From the Paper:

"Last two decades have witnessed a growing consensus among the developing countries that the net results of Foreign Direct Investment (FDI) can be positive. Macroeconomic objectives were attained in most of the developing countries and progress was made in key institutional reforms. In mid 1990s the net capital flows to developing countries had reached a peak of 6% of their GDP but after a decline in 1999, it has started recovery & in 2004 it had reached up to 4.5% of GDP. The current account balances in most of the developing countries recovered in the later years of 1990s from 'deficit' to 'surplus', which was 2% of GDP in 2004. As a result, the foreign exchange reserves swelled, which instead of being invested in domestic markets, continued to finance a large share of the US current account deficit in 2004. The net equity flows have increased faster than net debt flows. They have been stable at 2.7% of GDP since 2002. On the contrary, the net debt flows to developing countries have shown wide fluctuations and in 2004, it was only 1.4% of GDP. These favorable external and internal factors reflected themselves in a record expansion in developing-world GDP growth in 2004 when it touched 6.6%, which is much higher than the global average during the same period i.e. 3.8% only. Simultaneously, as the Official Development Assistance (ODA) saw a dramatic decline in 1990s, FDI emerged as the main preferred alternative source of development finance. Within the Official flow also, the shift from loans to grants has accelerated. Figure 1 Therefore, FDI is considered better than the 'bank credit' because of high and variable interest rates and 'portfolio investment' because of risks of high volatility with it. Moreover, it has served as the principal channel for transfer of long-term private capital, technology, managerial expertise, access to major foreign markets of the world for better trade opportunities and for establishing a link between domestic economies and world market. As a result, it is seen as an opportunity for domestic capacity building for production, innovation, increasing share in the world-trade through backward and forward linkages. All these factors are responsible for faster growth of domestic economy and increase in per Capita GDP, a cherished goal of every country in increasing living standards of its people. Nevertheless, there are also potential drawbacks associated with the foreign capital. Potential drawbacks include a possible deterioration of the Balance of Payment as profits are repatriated, a lack of positive linkage with local communities, harmful environmental impacts on host countries, and effects on competition in the local markets as they may virtually attain a monopoly position harming the local industries etc. However, neither the in-flow of the FDI nor the gains from FDI are automatic. The First Section presents the overview of the role of FDI for Development. In the Second Section, we will examine the past trends in FDI inflow in India and its contribution to India's economic growth. We will also identify the factors influencing FDI inflow in India. In the third section, we will discuss and examine the issues emerging out of the analysis of the factors influencing FDI inflow in India and finally suggest policy measures required to be taken to increase in-flow of FDI and maximize its benefits and minimize costs."
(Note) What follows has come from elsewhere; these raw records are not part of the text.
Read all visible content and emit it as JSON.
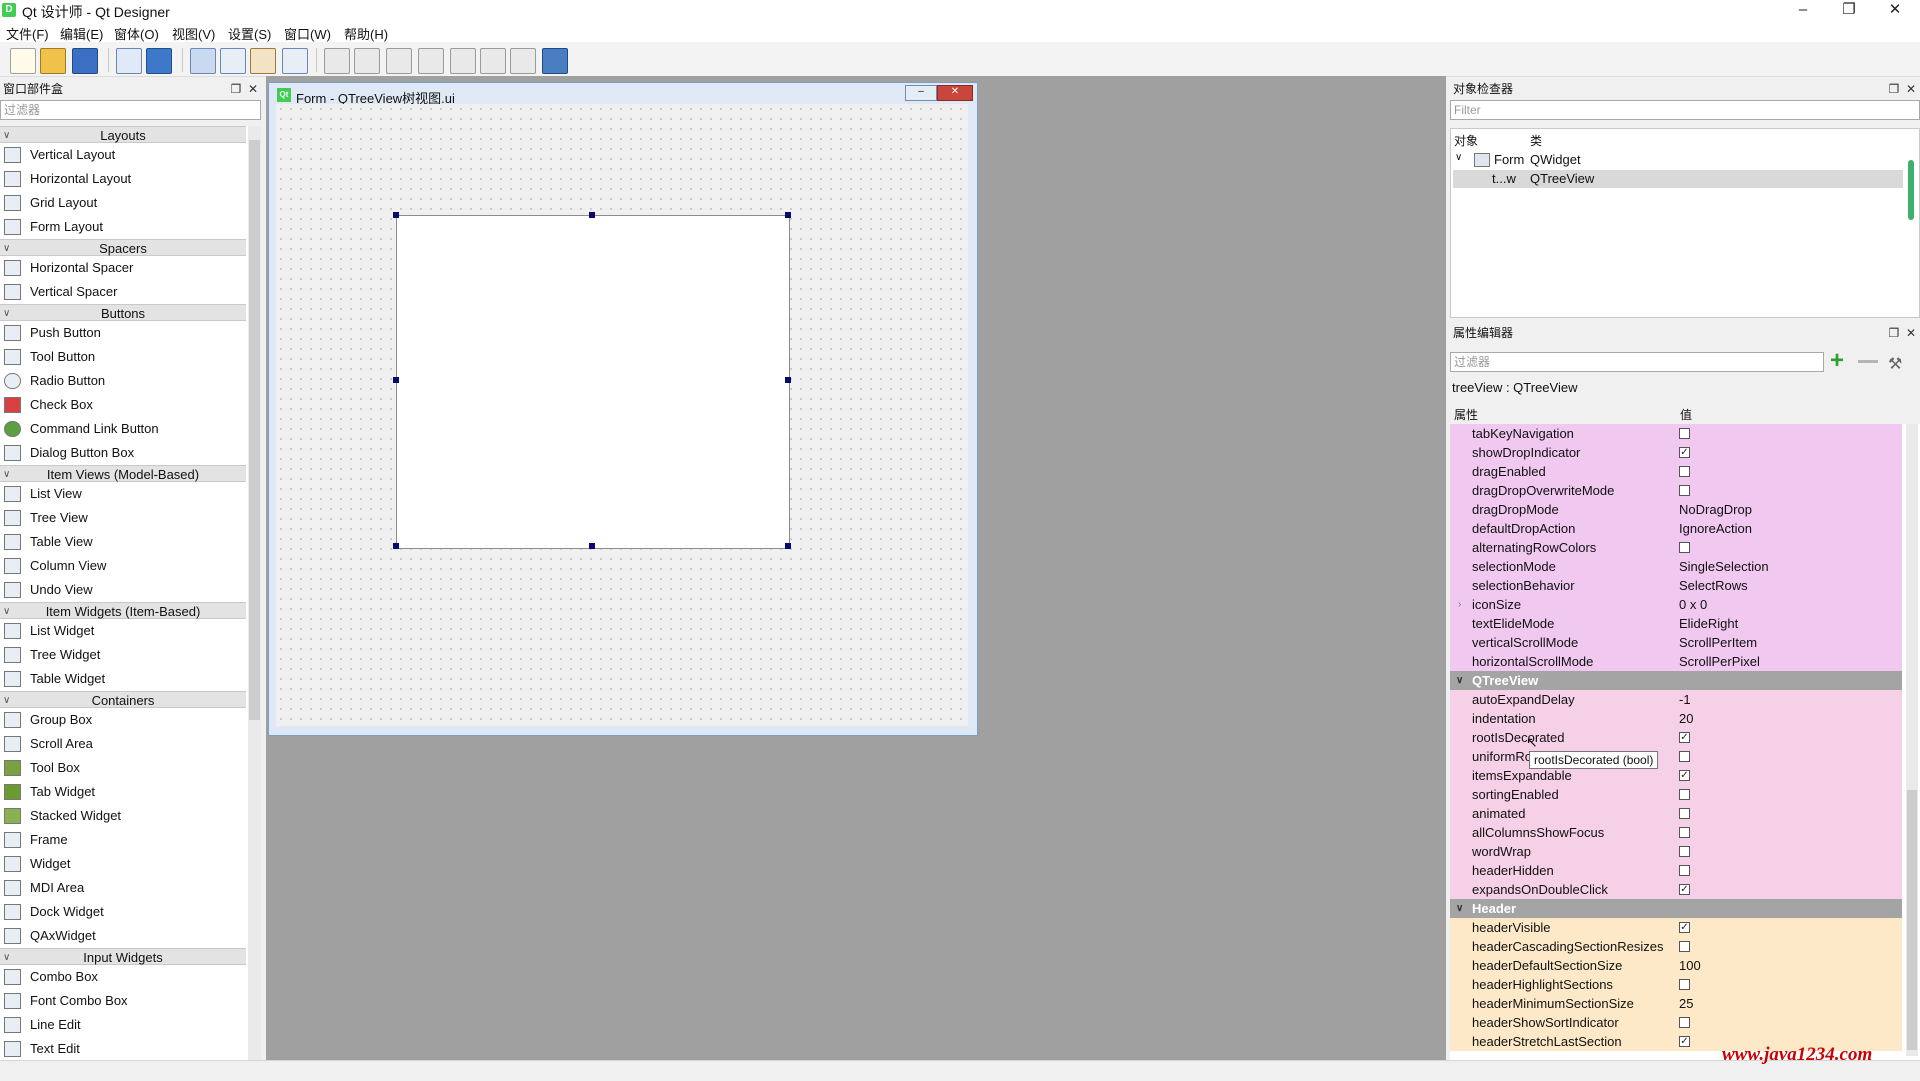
{
  "window": {
    "title": "Qt 设计师 - Qt Designer",
    "app_icon_letter": "D"
  },
  "menu": [
    "文件(F)",
    "编辑(E)",
    "窗体(O)",
    "视图(V)",
    "设置(S)",
    "窗口(W)",
    "帮助(H)"
  ],
  "widget_box": {
    "title": "窗口部件盒",
    "filter_placeholder": "过滤器",
    "categories": {
      "layouts": "Layouts",
      "spacers": "Spacers",
      "buttons": "Buttons",
      "item_views": "Item Views (Model-Based)",
      "item_widgets": "Item Widgets (Item-Based)",
      "containers": "Containers",
      "input_widgets": "Input Widgets"
    },
    "items": {
      "vertical_layout": "Vertical Layout",
      "horizontal_layout": "Horizontal Layout",
      "grid_layout": "Grid Layout",
      "form_layout": "Form Layout",
      "horizontal_spacer": "Horizontal Spacer",
      "vertical_spacer": "Vertical Spacer",
      "push_button": "Push Button",
      "tool_button": "Tool Button",
      "radio_button": "Radio Button",
      "check_box": "Check Box",
      "command_link_button": "Command Link Button",
      "dialog_button_box": "Dialog Button Box",
      "list_view": "List View",
      "tree_view": "Tree View",
      "table_view": "Table View",
      "column_view": "Column View",
      "undo_view": "Undo View",
      "list_widget": "List Widget",
      "tree_widget": "Tree Widget",
      "table_widget": "Table Widget",
      "group_box": "Group Box",
      "scroll_area": "Scroll Area",
      "tool_box": "Tool Box",
      "tab_widget": "Tab Widget",
      "stacked_widget": "Stacked Widget",
      "frame": "Frame",
      "widget": "Widget",
      "mdi_area": "MDI Area",
      "dock_widget": "Dock Widget",
      "qax_widget": "QAxWidget",
      "combo_box": "Combo Box",
      "font_combo_box": "Font Combo Box",
      "line_edit": "Line Edit",
      "text_edit": "Text Edit"
    }
  },
  "form": {
    "title": "Form - QTreeView树视图.ui",
    "icon": "Qt"
  },
  "object_inspector": {
    "title": "对象检查器",
    "filter_placeholder": "Filter",
    "col_object": "对象",
    "col_class": "类",
    "rows": [
      {
        "object": "Form",
        "class": "QWidget"
      },
      {
        "object": "t...w",
        "class": "QTreeView"
      }
    ]
  },
  "property_editor": {
    "title": "属性编辑器",
    "filter_placeholder": "过滤器",
    "object_label": "treeView : QTreeView",
    "col_property": "属性",
    "col_value": "值",
    "props": {
      "tabKeyNavigation": "tabKeyNavigation",
      "showDropIndicator": "showDropIndicator",
      "dragEnabled": "dragEnabled",
      "dragDropOverwriteMode": "dragDropOverwriteMode",
      "dragDropMode": "dragDropMode",
      "dragDropMode_val": "NoDragDrop",
      "defaultDropAction": "defaultDropAction",
      "defaultDropAction_val": "IgnoreAction",
      "alternatingRowColors": "alternatingRowColors",
      "selectionMode": "selectionMode",
      "selectionMode_val": "SingleSelection",
      "selectionBehavior": "selectionBehavior",
      "selectionBehavior_val": "SelectRows",
      "iconSize": "iconSize",
      "iconSize_val": "0 x 0",
      "textElideMode": "textElideMode",
      "textElideMode_val": "ElideRight",
      "verticalScrollMode": "verticalScrollMode",
      "verticalScrollMode_val": "ScrollPerItem",
      "horizontalScrollMode": "horizontalScrollMode",
      "horizontalScrollMode_val": "ScrollPerPixel",
      "grp_qtreeview": "QTreeView",
      "autoExpandDelay": "autoExpandDelay",
      "autoExpandDelay_val": "-1",
      "indentation": "indentation",
      "indentation_val": "20",
      "rootIsDecorated": "rootIsDecorated",
      "uniformRowHeights_trunc": "uniformRo",
      "itemsExpandable": "itemsExpandable",
      "sortingEnabled": "sortingEnabled",
      "animated": "animated",
      "allColumnsShowFocus": "allColumnsShowFocus",
      "wordWrap": "wordWrap",
      "headerHidden": "headerHidden",
      "expandsOnDoubleClick": "expandsOnDoubleClick",
      "grp_header": "Header",
      "headerVisible": "headerVisible",
      "headerCascadingSectionResizes": "headerCascadingSectionResizes",
      "headerDefaultSectionSize": "headerDefaultSectionSize",
      "headerDefaultSectionSize_val": "100",
      "headerHighlightSections": "headerHighlightSections",
      "headerMinimumSectionSize": "headerMinimumSectionSize",
      "headerMinimumSectionSize_val": "25",
      "headerShowSortIndicator": "headerShowSortIndicator",
      "headerStretchLastSection": "headerStretchLastSection"
    },
    "tooltip": "rootIsDecorated (bool)"
  },
  "watermark": "www.java1234.com",
  "colors": {
    "qabstractitemview_row": "#f0c8f0",
    "qtreeview_row": "#f5d0e6",
    "header_row": "#fde9c8",
    "group_row": "#a4a4a4"
  }
}
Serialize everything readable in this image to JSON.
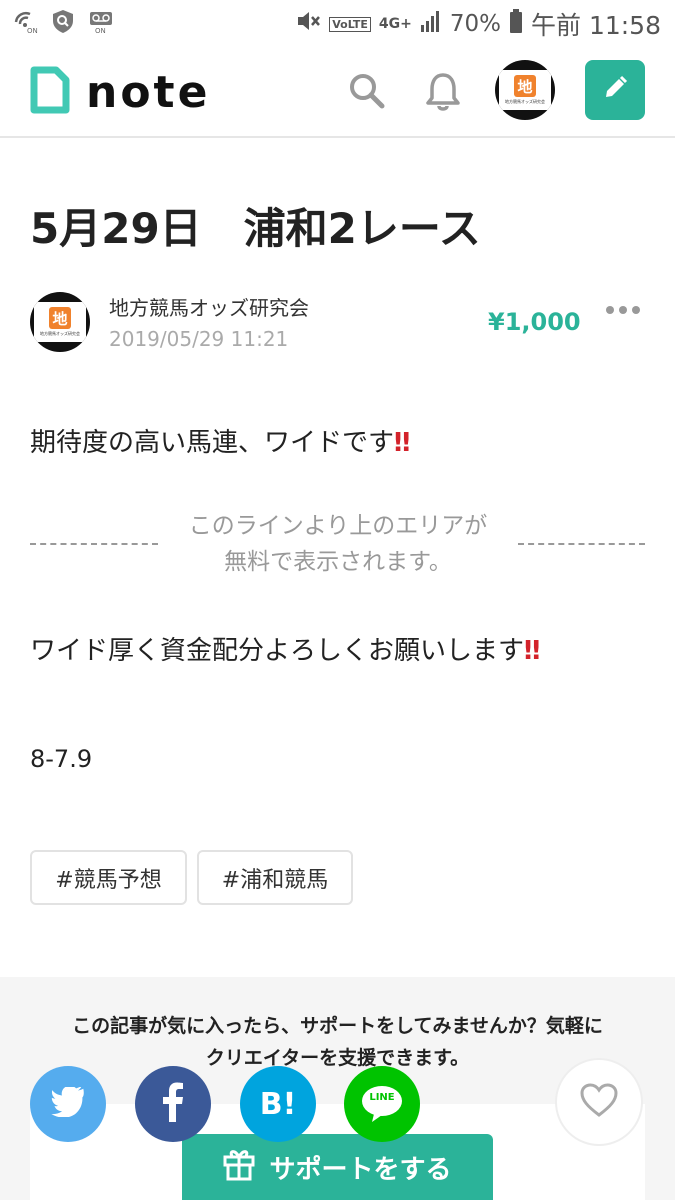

Cite this Research Paper:

APA Format

Foreign Direct Investment and Global Trends (2006, February 12) Retrieved September 25, 2023, from

MLA Format

"Foreign Direct Investment and Global Trends" 12 February 2006. Web. 25 September. 2023. <>